About this exercise → How many lines in the records below contain the word "value"? Reply with the number alone.
BEGIN
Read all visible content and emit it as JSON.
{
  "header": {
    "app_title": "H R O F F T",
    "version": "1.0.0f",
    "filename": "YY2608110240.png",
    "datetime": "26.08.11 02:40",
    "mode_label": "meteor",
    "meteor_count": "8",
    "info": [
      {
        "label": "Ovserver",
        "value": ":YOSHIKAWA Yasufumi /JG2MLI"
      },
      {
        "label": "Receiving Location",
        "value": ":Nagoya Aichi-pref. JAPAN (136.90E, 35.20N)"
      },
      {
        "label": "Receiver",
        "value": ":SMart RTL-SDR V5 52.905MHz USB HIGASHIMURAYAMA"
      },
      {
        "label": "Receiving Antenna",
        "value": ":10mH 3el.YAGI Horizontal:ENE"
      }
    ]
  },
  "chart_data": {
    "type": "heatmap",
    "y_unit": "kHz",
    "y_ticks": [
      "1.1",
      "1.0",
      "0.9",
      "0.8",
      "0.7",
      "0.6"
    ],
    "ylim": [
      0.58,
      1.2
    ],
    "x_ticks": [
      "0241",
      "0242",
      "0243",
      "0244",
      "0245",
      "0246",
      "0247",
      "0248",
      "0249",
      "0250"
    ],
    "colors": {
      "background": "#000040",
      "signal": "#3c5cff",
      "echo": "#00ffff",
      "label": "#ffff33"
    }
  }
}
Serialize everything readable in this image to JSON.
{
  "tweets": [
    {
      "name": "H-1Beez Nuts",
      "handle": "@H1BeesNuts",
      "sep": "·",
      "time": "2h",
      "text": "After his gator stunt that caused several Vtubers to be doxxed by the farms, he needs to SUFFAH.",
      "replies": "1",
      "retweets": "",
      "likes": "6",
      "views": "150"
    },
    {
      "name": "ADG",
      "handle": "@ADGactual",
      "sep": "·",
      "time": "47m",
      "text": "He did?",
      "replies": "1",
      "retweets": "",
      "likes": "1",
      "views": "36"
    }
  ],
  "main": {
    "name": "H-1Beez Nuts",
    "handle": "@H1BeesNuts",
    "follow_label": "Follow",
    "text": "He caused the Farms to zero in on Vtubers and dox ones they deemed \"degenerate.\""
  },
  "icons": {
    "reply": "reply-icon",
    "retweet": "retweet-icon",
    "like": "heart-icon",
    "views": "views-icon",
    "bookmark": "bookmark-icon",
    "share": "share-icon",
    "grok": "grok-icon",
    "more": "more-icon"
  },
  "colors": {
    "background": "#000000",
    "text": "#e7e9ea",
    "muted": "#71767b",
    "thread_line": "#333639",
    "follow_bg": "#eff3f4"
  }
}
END
Solution for this exercise → 4